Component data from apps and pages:
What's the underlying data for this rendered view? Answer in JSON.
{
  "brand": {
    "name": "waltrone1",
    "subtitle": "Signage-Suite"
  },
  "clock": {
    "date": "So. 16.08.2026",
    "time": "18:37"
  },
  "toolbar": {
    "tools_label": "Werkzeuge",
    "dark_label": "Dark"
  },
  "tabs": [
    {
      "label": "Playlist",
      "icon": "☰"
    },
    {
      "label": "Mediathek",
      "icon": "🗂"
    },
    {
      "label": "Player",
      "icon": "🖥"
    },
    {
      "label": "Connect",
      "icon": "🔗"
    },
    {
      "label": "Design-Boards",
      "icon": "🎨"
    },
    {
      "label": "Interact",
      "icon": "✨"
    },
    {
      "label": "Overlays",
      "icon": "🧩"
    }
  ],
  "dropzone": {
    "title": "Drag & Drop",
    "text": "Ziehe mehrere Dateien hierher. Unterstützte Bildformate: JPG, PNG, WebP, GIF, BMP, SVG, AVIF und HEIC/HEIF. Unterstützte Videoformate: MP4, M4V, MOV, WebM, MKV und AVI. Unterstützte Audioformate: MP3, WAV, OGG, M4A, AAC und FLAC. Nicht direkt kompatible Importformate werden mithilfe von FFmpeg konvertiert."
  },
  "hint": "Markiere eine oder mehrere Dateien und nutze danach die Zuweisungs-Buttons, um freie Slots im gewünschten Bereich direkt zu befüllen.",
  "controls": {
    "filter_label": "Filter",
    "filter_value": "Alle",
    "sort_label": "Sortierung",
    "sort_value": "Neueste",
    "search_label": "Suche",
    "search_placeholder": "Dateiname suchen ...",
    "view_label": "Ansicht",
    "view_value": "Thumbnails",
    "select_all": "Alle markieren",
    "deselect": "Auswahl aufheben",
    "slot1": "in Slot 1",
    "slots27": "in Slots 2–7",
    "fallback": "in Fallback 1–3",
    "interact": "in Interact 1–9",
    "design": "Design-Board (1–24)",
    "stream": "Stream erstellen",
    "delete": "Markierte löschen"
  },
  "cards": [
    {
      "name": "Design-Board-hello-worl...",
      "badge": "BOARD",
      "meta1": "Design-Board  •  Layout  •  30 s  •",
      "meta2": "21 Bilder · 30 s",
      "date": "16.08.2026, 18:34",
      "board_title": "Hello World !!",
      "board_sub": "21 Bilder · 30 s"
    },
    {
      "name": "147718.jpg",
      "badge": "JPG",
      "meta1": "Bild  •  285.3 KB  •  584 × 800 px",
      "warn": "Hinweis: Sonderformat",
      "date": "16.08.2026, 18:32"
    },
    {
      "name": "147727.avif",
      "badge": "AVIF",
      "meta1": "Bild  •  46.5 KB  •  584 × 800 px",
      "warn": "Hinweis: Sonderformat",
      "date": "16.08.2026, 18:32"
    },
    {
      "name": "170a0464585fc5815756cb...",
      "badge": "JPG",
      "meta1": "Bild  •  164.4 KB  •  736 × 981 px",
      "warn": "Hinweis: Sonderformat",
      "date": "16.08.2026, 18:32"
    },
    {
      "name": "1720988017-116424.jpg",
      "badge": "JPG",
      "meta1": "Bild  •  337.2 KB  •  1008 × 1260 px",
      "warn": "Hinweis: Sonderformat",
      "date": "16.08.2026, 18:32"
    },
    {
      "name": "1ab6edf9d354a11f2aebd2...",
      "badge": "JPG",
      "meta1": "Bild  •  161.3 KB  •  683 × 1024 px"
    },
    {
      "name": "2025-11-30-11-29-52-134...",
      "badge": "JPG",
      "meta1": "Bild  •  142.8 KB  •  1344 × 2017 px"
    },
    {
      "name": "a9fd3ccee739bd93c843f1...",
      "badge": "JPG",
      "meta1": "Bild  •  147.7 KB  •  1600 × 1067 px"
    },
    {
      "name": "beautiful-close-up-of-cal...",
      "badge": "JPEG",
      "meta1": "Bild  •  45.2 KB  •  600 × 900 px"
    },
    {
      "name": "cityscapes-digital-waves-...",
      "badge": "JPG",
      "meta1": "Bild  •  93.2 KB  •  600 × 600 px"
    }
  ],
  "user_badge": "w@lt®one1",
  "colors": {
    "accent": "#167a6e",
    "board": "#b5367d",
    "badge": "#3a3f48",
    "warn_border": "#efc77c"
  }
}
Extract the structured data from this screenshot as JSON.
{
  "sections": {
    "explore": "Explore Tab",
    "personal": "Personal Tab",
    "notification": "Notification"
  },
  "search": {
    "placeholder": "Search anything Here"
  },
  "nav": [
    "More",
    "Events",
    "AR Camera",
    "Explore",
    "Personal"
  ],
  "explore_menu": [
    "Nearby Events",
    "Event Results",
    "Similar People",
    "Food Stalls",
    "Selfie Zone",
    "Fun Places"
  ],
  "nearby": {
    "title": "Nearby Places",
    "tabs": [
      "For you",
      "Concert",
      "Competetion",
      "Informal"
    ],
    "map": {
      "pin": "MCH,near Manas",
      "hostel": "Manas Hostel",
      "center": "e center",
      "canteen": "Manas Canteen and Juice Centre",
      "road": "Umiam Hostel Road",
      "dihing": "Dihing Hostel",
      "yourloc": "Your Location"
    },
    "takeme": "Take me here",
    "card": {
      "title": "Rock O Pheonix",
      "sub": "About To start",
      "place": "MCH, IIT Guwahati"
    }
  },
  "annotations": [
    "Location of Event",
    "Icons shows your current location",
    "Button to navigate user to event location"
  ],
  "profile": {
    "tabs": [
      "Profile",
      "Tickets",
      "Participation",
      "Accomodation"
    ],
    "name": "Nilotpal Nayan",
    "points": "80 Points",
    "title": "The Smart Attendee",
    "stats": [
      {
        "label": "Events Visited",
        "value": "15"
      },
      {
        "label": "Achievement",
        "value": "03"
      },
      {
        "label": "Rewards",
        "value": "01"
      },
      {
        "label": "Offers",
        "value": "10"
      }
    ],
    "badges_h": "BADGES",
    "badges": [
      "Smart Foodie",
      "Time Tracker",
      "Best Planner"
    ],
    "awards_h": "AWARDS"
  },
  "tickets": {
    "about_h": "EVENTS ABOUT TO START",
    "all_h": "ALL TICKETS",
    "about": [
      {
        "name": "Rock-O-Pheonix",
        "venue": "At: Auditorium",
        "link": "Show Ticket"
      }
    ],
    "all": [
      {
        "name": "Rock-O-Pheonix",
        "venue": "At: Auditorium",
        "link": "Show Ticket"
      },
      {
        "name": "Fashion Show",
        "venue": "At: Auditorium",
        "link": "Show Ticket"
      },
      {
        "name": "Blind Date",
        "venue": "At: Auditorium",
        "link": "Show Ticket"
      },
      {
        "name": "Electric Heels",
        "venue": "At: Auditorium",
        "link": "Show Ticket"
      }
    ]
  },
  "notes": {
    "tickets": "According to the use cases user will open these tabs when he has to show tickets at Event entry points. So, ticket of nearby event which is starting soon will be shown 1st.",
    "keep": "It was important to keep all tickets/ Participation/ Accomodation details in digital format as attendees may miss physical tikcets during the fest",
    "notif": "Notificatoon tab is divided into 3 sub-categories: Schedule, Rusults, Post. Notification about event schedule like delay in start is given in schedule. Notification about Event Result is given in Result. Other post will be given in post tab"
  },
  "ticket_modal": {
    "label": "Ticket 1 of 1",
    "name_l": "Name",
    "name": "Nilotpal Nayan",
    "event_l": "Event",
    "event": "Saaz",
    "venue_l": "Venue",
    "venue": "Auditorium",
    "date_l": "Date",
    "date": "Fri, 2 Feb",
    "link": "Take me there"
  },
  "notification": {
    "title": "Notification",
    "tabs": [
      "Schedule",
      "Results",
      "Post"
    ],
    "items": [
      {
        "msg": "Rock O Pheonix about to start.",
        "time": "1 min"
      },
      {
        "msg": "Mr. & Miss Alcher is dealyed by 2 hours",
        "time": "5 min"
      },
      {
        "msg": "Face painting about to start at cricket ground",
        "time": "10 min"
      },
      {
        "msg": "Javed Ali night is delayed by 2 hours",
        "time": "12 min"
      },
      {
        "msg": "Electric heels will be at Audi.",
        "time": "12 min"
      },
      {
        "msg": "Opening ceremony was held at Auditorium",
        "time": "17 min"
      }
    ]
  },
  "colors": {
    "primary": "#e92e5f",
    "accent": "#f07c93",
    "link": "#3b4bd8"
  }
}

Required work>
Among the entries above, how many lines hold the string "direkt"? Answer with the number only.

Answer to the exercise>
2